The answer is every line in the data below that contains the word "beeldscherm".

Content starts

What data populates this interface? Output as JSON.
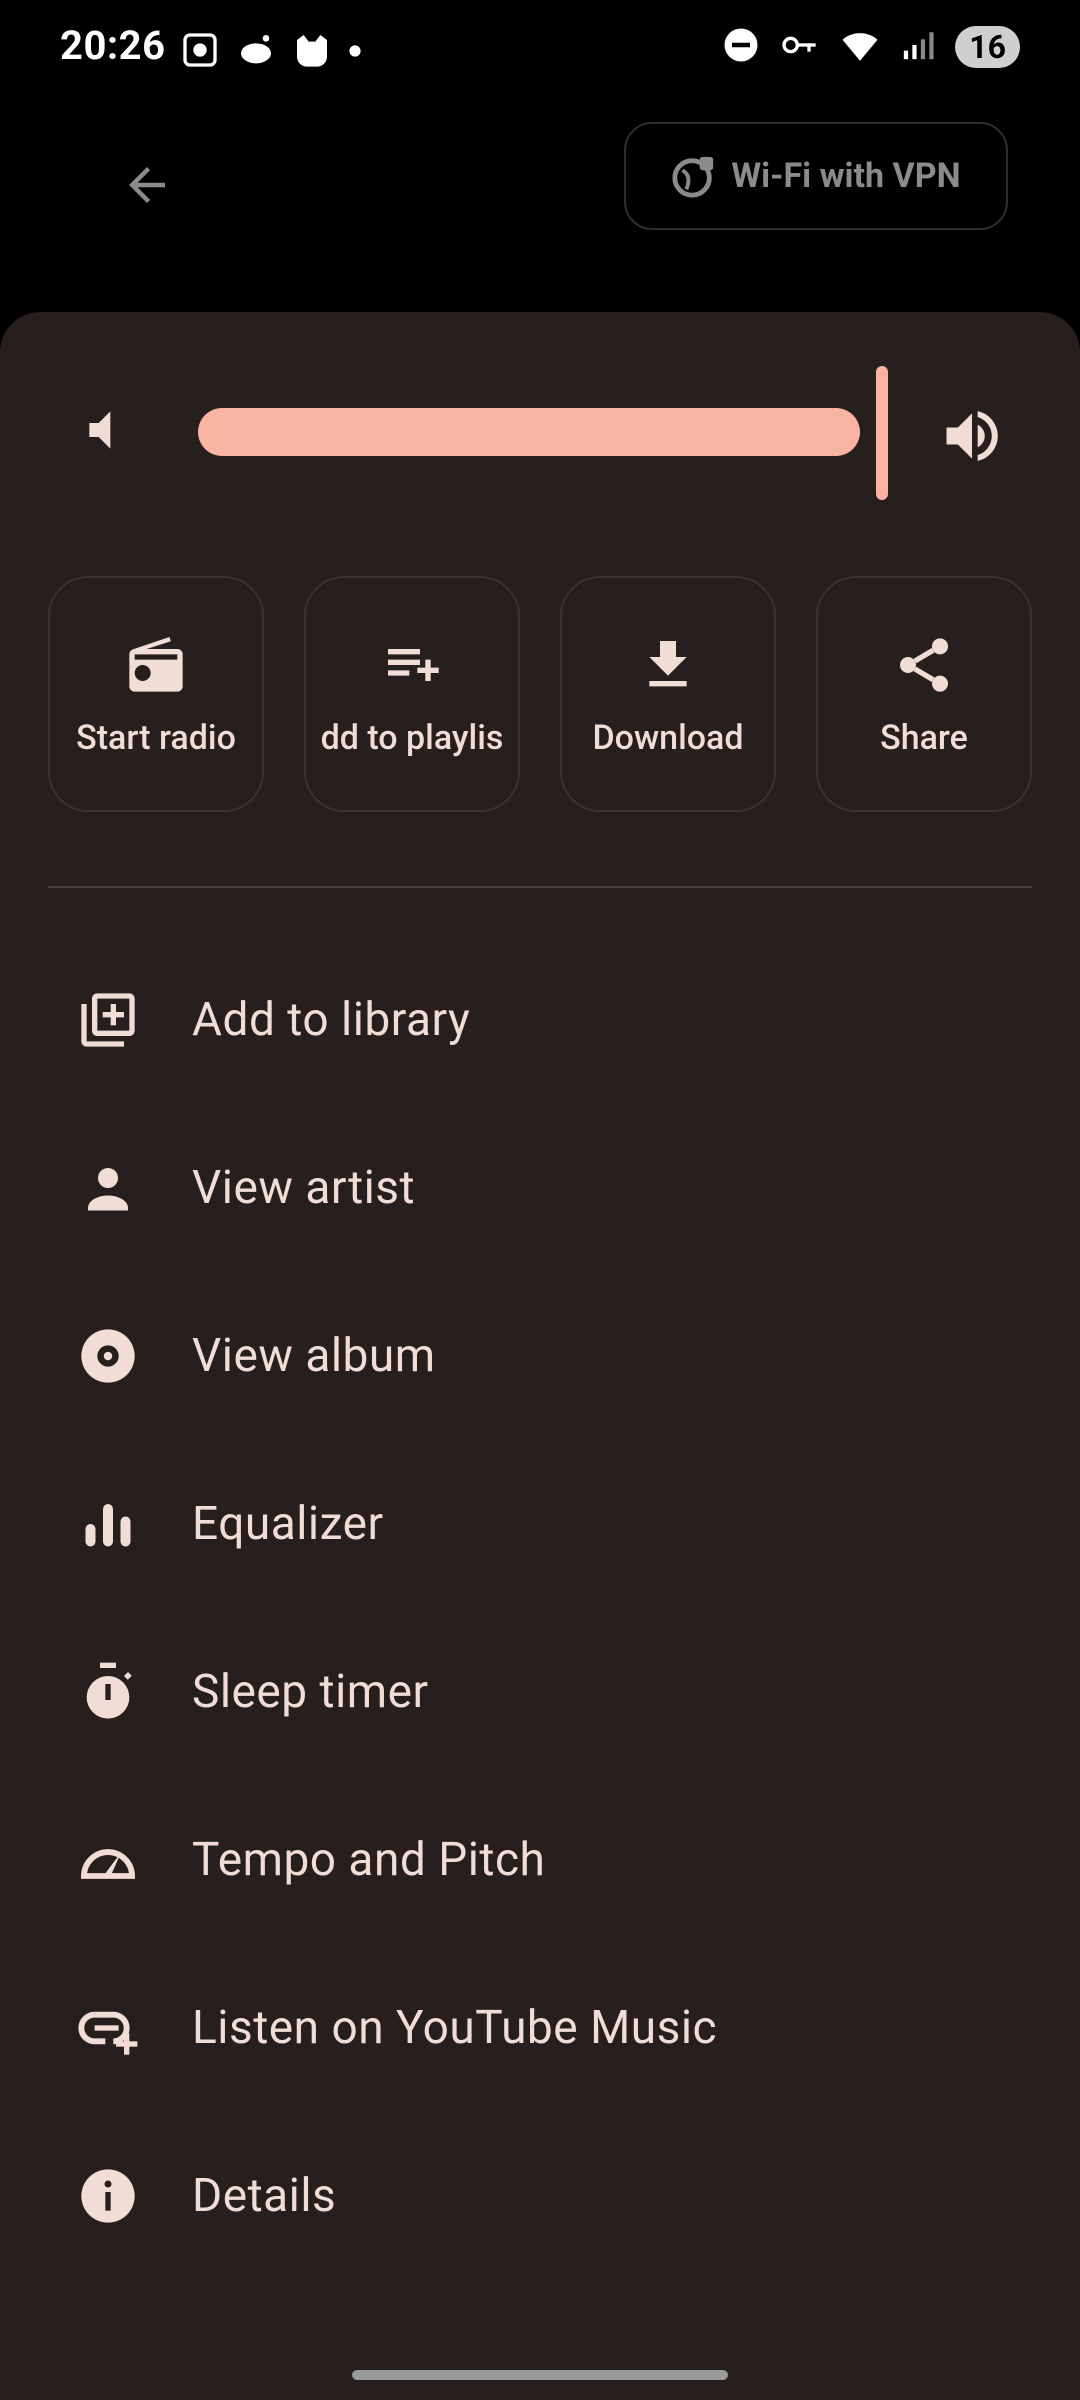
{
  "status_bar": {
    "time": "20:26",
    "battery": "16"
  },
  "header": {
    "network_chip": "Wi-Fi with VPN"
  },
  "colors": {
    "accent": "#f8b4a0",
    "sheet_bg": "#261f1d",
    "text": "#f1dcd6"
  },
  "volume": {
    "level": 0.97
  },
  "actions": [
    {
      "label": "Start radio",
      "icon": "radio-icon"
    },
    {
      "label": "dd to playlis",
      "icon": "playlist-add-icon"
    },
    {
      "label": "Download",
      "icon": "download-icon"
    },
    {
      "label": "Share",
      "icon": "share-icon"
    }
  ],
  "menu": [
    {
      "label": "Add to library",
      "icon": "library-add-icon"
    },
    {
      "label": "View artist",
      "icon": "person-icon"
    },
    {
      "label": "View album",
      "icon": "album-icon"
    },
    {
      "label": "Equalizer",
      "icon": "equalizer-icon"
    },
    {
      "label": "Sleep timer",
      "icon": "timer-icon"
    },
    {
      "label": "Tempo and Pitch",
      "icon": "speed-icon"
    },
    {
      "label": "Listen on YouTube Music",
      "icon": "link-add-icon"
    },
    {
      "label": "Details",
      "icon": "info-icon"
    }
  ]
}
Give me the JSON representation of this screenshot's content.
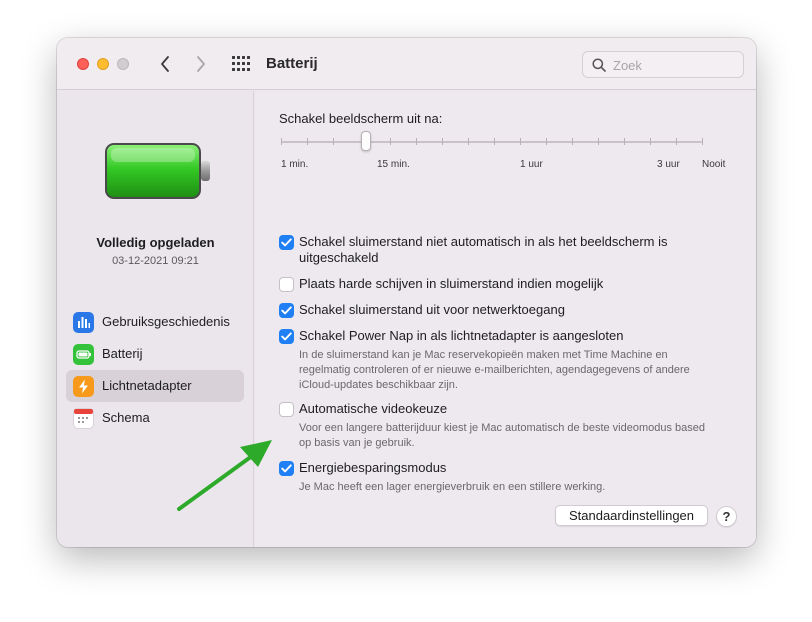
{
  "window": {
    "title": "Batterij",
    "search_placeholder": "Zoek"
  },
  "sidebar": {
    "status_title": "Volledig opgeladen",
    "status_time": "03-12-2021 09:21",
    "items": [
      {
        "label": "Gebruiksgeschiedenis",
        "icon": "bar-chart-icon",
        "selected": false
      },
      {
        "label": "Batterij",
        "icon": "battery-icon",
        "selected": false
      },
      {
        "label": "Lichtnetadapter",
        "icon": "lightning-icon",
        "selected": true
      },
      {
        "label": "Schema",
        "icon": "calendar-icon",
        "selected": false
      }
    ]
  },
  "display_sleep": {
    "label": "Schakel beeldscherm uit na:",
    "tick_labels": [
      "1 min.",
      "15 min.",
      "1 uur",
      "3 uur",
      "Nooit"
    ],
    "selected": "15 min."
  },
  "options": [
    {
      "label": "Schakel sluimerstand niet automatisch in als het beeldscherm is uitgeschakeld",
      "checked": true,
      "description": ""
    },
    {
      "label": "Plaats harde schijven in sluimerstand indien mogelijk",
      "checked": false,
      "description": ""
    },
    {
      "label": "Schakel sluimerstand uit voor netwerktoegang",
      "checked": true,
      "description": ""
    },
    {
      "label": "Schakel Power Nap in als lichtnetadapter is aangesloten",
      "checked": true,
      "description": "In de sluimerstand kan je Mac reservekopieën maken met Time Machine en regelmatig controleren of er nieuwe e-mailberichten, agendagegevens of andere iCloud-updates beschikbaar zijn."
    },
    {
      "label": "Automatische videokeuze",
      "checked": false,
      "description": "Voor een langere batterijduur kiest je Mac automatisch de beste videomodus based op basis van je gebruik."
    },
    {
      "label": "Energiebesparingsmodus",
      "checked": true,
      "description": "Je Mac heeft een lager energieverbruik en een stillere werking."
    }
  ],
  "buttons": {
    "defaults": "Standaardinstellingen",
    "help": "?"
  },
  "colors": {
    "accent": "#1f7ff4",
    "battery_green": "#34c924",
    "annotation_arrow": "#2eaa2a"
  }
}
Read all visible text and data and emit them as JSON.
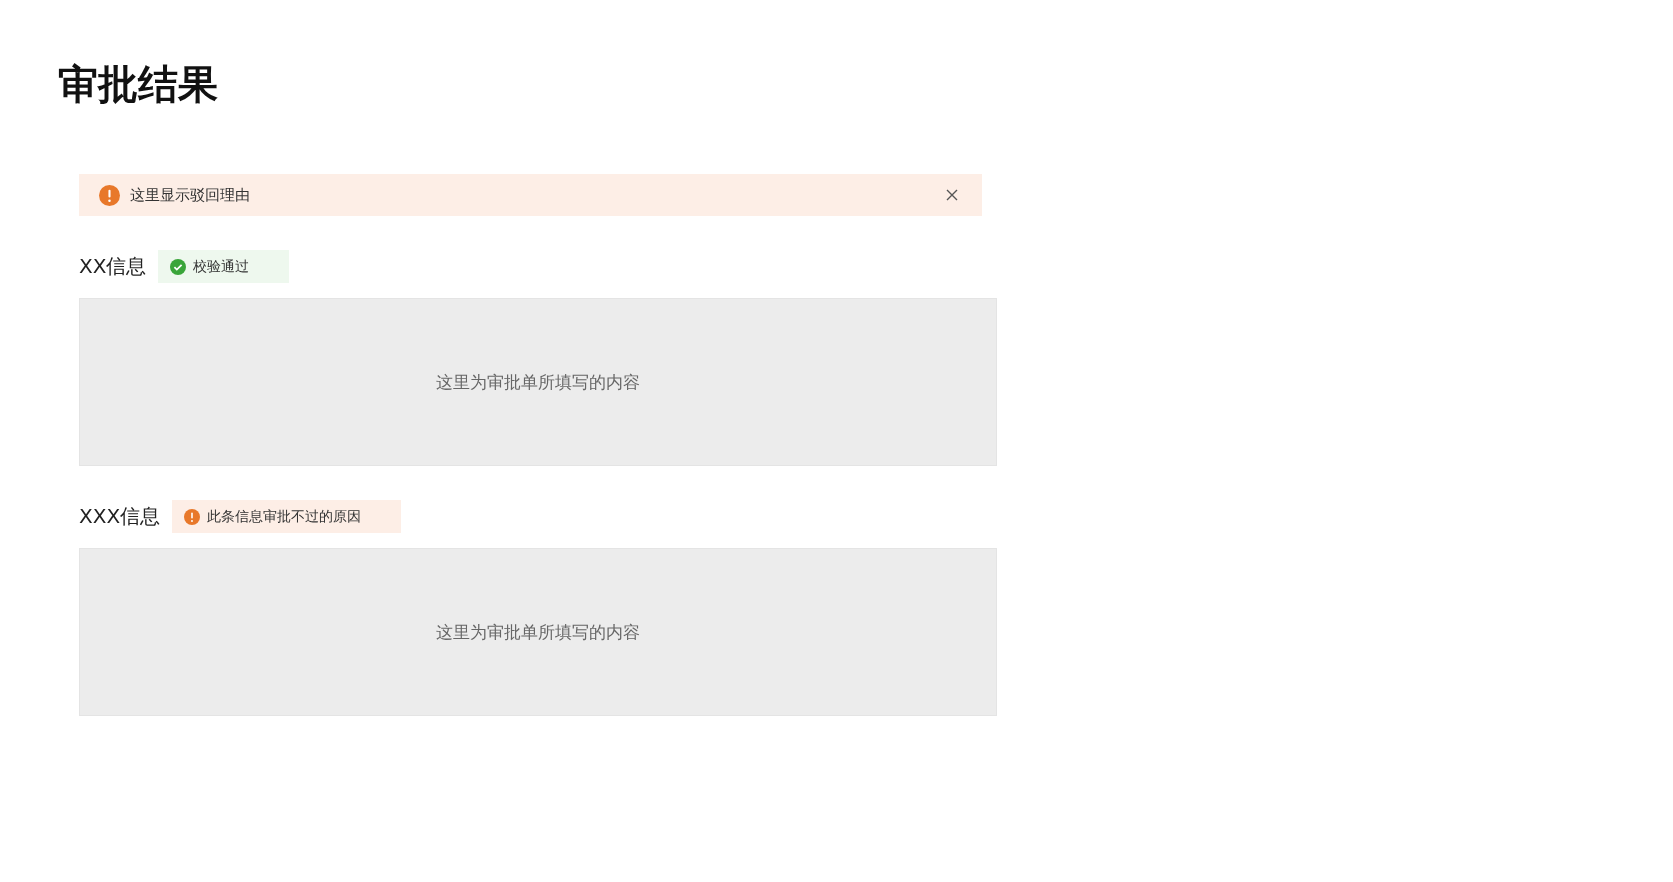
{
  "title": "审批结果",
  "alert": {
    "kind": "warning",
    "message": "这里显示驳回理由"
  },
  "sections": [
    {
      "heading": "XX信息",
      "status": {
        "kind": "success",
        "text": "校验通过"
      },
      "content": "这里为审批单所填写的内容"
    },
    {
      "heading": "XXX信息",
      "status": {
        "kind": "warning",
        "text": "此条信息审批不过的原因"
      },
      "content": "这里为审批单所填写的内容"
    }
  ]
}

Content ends

** Task response **
    "label": "Schakel beeldscherm uit na:",
      "label": "Schakel sluimerstand niet automatisch in als het beeldscherm is uitgeschakeld",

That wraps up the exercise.